…it was The Time Machine that led me to Wells’ written work after being excited at an early age by George Pal’s 1960 film adaptation. Reading the story again I’m still astonished by how advanced it is compared to everything else being published in 1895. Michael Moorcock’s excellent introductory essay, The Time of ‘The Time Machine’ (1993), notes that time travel per se wasn’t a new idea for Victorian readers, there were many novels and stories using the theme, most of them merely displacing a character from one age to the next in a very simple manner. Wells’ innovation was the idea of a machine which would give the user mastery of Time itself. Moorcock also notes that Wells considered this to be his one great idea which he always felt he never exploited as fully as he wished.
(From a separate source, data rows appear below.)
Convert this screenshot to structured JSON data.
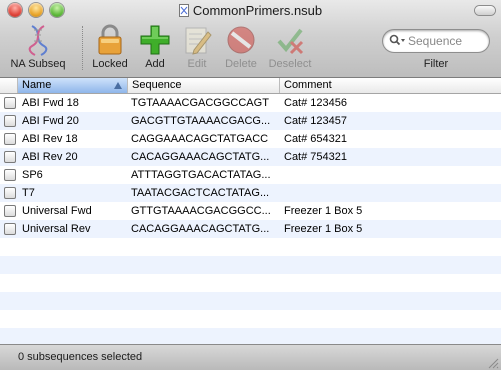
{
  "window": {
    "title": "CommonPrimers.nsub"
  },
  "toolbar": {
    "items": [
      {
        "label": "NA Subseq",
        "icon": "na-subseq-icon",
        "enabled": true
      },
      {
        "label": "Locked",
        "icon": "lock-icon",
        "enabled": true
      },
      {
        "label": "Add",
        "icon": "plus-icon",
        "enabled": true
      },
      {
        "label": "Edit",
        "icon": "pencil-icon",
        "enabled": false
      },
      {
        "label": "Delete",
        "icon": "no-entry-icon",
        "enabled": false
      },
      {
        "label": "Deselect",
        "icon": "deselect-icon",
        "enabled": false
      }
    ],
    "search": {
      "placeholder": "Sequence",
      "value": ""
    },
    "filter_label": "Filter"
  },
  "table": {
    "columns": [
      {
        "label": "Name",
        "sorted": true,
        "direction": "ascending"
      },
      {
        "label": "Sequence"
      },
      {
        "label": "Comment"
      }
    ],
    "rows": [
      {
        "name": "ABI Fwd 18",
        "sequence": "TGTAAAACGACGGCCAGT",
        "comment": "Cat# 123456",
        "checked": false
      },
      {
        "name": "ABI Fwd 20",
        "sequence": "GACGTTGTAAAACGACG...",
        "comment": "Cat# 123457",
        "checked": false
      },
      {
        "name": "ABI Rev 18",
        "sequence": "CAGGAAACAGCTATGACC",
        "comment": "Cat# 654321",
        "checked": false
      },
      {
        "name": "ABI Rev 20",
        "sequence": "CACAGGAAACAGCTATG...",
        "comment": "Cat# 754321",
        "checked": false
      },
      {
        "name": "SP6",
        "sequence": "ATTTAGGTGACACTATAG...",
        "comment": "",
        "checked": false
      },
      {
        "name": "T7",
        "sequence": "TAATACGACTCACTATAG...",
        "comment": "",
        "checked": false
      },
      {
        "name": "Universal Fwd",
        "sequence": "GTTGTAAAACGACGGCC...",
        "comment": "Freezer 1 Box 5",
        "checked": false
      },
      {
        "name": "Universal Rev",
        "sequence": "CACAGGAAACAGCTATG...",
        "comment": "Freezer 1 Box 5",
        "checked": false
      }
    ]
  },
  "status": {
    "text": "0 subsequences selected"
  },
  "colors": {
    "row_stripe": "#edf3fe",
    "sorted_header": "#8fb6ea",
    "add_green": "#3fae2a",
    "delete_red": "#d33a33"
  }
}
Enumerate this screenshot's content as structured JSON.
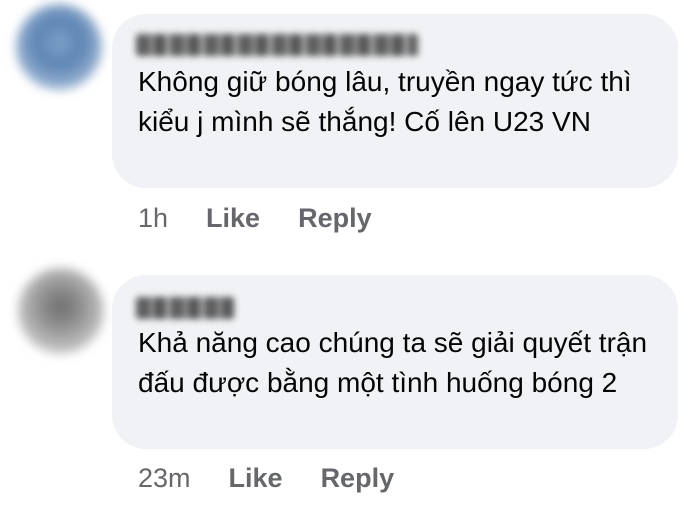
{
  "comments": [
    {
      "text": "Không giữ bóng lâu, truyền ngay tức thì kiểu j mình sẽ thắng! Cố lên U23 VN",
      "time": "1h",
      "like_label": "Like",
      "reply_label": "Reply"
    },
    {
      "text": "Khả năng cao chúng ta sẽ giải quyết trận đấu được bằng một tình huống bóng 2",
      "time": "23m",
      "like_label": "Like",
      "reply_label": "Reply"
    }
  ]
}
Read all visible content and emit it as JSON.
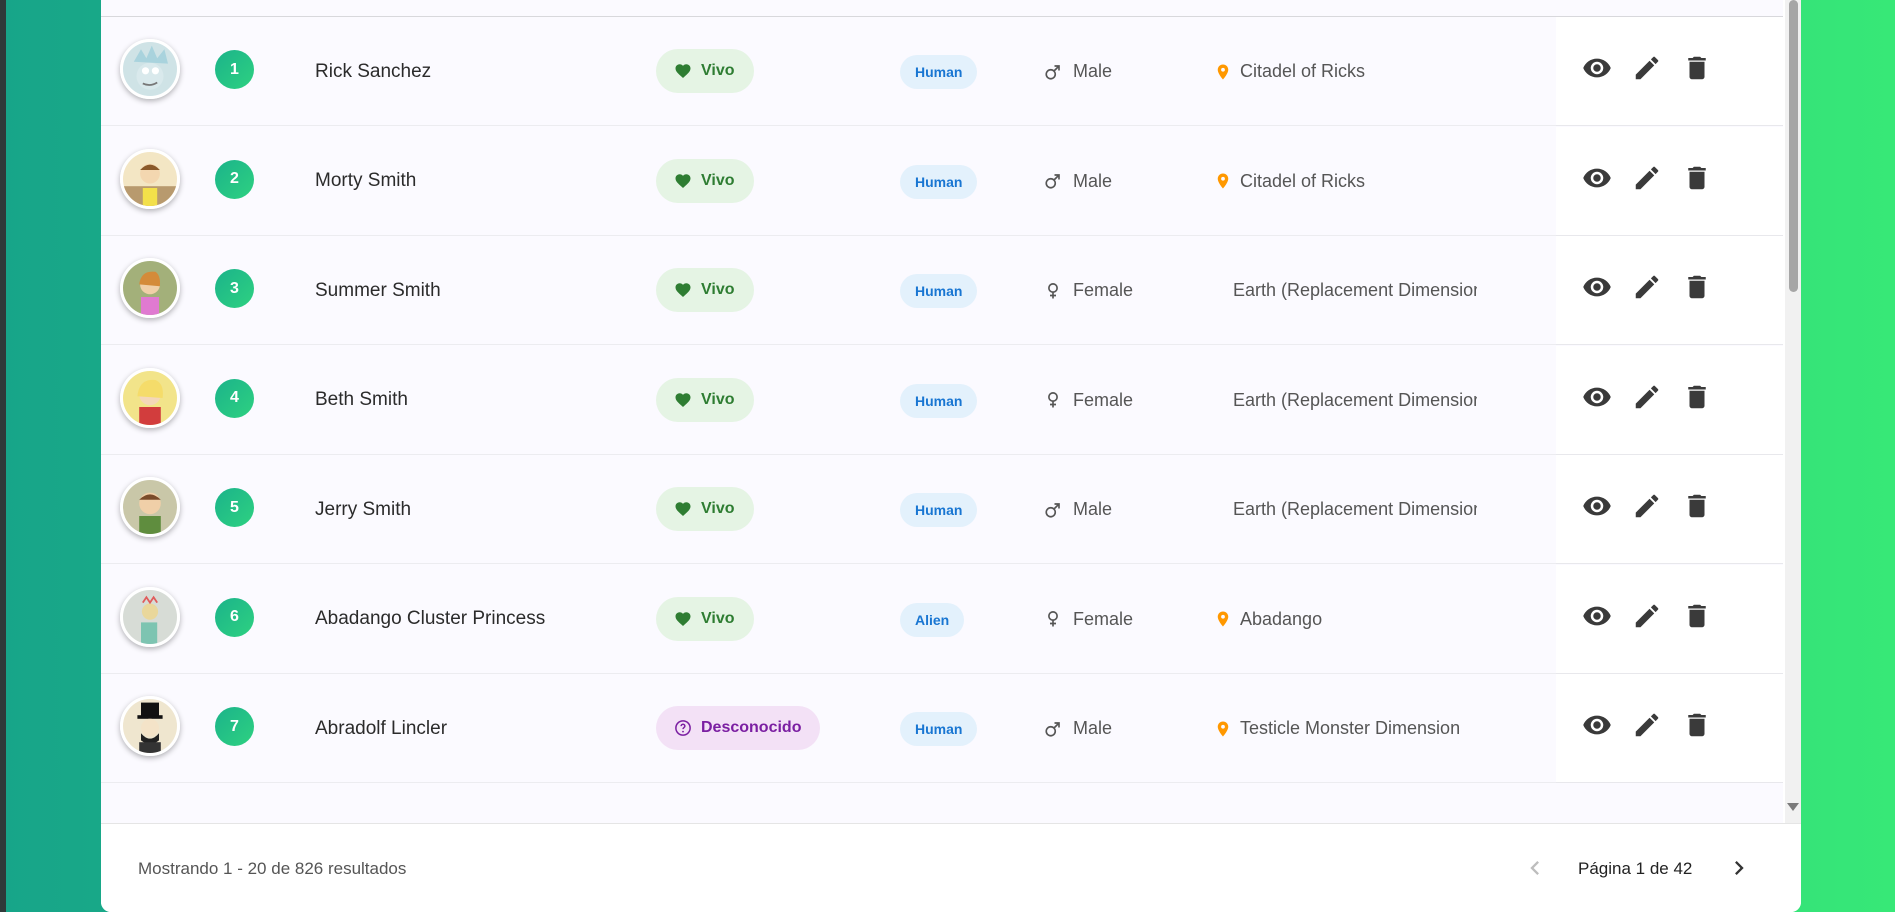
{
  "rows": [
    {
      "id": "1",
      "name": "Rick Sanchez",
      "status": "Vivo",
      "status_kind": "alive",
      "species": "Human",
      "gender": "Male",
      "location": "Citadel of Ricks",
      "show_pin": true,
      "avatar": "rick-avatar"
    },
    {
      "id": "2",
      "name": "Morty Smith",
      "status": "Vivo",
      "status_kind": "alive",
      "species": "Human",
      "gender": "Male",
      "location": "Citadel of Ricks",
      "show_pin": true,
      "avatar": "morty-avatar"
    },
    {
      "id": "3",
      "name": "Summer Smith",
      "status": "Vivo",
      "status_kind": "alive",
      "species": "Human",
      "gender": "Female",
      "location": "Earth (Replacement Dimension)",
      "show_pin": false,
      "avatar": "summer-avatar"
    },
    {
      "id": "4",
      "name": "Beth Smith",
      "status": "Vivo",
      "status_kind": "alive",
      "species": "Human",
      "gender": "Female",
      "location": "Earth (Replacement Dimension)",
      "show_pin": false,
      "avatar": "beth-avatar"
    },
    {
      "id": "5",
      "name": "Jerry Smith",
      "status": "Vivo",
      "status_kind": "alive",
      "species": "Human",
      "gender": "Male",
      "location": "Earth (Replacement Dimension)",
      "show_pin": false,
      "avatar": "jerry-avatar"
    },
    {
      "id": "6",
      "name": "Abadango Cluster Princess",
      "status": "Vivo",
      "status_kind": "alive",
      "species": "Alien",
      "gender": "Female",
      "location": "Abadango",
      "show_pin": true,
      "avatar": "princess-avatar"
    },
    {
      "id": "7",
      "name": "Abradolf Lincler",
      "status": "Desconocido",
      "status_kind": "unknown",
      "species": "Human",
      "gender": "Male",
      "location": "Testicle Monster Dimension",
      "show_pin": true,
      "avatar": "lincler-avatar"
    }
  ],
  "footer": {
    "results_text": "Mostrando 1 - 20 de 826 resultados",
    "page_text": "Página 1 de 42"
  },
  "colors": {
    "alive": "#2e7d32",
    "unknown": "#7b1fa2",
    "species": "#1976d2",
    "pin": "#ff9800",
    "id_badge": "#1bb38a"
  },
  "icons": {
    "view": "eye-icon",
    "edit": "pencil-icon",
    "delete": "trash-icon",
    "alive": "heart-icon",
    "unknown": "help-circle-icon",
    "male": "male-icon",
    "female": "female-icon",
    "location": "pin-icon",
    "prev": "chevron-left-icon",
    "next": "chevron-right-icon"
  }
}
The need to make a living forced him to set down the story in some haste when it was accepted for serialisation in WE Henley’s New Review. (Moorcock’s introduction can be found in a recent collection London Peculiar and Other Nonfiction).
Much, much more at Coulthart’s always dazzling Feuilleton.